[Excerpts from an interface dataset]
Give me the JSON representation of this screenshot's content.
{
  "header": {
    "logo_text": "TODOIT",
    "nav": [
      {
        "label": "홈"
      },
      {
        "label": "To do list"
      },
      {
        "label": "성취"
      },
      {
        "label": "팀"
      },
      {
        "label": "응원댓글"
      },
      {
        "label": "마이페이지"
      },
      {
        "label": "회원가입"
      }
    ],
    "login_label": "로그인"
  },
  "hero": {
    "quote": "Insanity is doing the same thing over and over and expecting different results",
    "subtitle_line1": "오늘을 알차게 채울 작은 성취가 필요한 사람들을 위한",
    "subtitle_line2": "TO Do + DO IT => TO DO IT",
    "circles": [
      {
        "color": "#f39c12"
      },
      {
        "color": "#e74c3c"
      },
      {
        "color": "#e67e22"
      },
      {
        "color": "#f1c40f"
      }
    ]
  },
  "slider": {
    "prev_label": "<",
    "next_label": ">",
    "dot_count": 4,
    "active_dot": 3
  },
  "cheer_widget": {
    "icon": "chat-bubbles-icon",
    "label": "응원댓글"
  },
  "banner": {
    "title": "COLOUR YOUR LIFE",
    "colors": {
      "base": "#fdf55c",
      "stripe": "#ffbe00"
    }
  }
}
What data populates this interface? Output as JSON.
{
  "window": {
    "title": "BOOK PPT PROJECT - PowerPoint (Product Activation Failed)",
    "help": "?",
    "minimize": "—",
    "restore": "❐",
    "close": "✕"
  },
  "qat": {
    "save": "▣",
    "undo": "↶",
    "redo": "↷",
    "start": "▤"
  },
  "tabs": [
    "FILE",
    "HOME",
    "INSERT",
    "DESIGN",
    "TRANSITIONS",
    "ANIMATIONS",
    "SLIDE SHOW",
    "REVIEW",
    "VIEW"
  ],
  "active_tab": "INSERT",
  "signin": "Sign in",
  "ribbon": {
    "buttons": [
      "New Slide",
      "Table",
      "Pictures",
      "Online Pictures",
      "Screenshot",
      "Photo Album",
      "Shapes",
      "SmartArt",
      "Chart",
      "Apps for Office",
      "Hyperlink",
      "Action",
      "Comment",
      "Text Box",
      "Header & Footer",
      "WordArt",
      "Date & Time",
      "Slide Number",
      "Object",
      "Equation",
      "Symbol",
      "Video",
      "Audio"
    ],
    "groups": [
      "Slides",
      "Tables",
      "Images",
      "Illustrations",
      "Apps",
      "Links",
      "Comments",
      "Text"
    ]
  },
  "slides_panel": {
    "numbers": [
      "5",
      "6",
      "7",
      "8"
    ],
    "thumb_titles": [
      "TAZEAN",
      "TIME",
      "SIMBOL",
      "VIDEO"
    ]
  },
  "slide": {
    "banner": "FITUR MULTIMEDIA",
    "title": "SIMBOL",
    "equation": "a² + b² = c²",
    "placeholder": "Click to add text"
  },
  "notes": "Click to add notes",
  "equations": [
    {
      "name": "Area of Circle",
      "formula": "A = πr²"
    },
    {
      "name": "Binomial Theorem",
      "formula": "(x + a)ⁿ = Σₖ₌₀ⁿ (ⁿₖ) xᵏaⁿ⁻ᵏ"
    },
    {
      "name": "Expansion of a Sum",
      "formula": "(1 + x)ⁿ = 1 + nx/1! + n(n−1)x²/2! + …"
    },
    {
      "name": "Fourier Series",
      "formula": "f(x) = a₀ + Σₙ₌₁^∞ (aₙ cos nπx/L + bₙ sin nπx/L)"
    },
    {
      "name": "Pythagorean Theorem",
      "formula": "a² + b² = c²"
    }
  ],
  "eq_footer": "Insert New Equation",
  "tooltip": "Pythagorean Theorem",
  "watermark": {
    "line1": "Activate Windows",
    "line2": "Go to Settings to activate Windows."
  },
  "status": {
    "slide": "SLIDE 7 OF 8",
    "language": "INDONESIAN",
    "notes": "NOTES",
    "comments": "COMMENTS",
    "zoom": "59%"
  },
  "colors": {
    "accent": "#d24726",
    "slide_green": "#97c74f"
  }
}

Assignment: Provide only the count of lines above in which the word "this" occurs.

Answer space: 2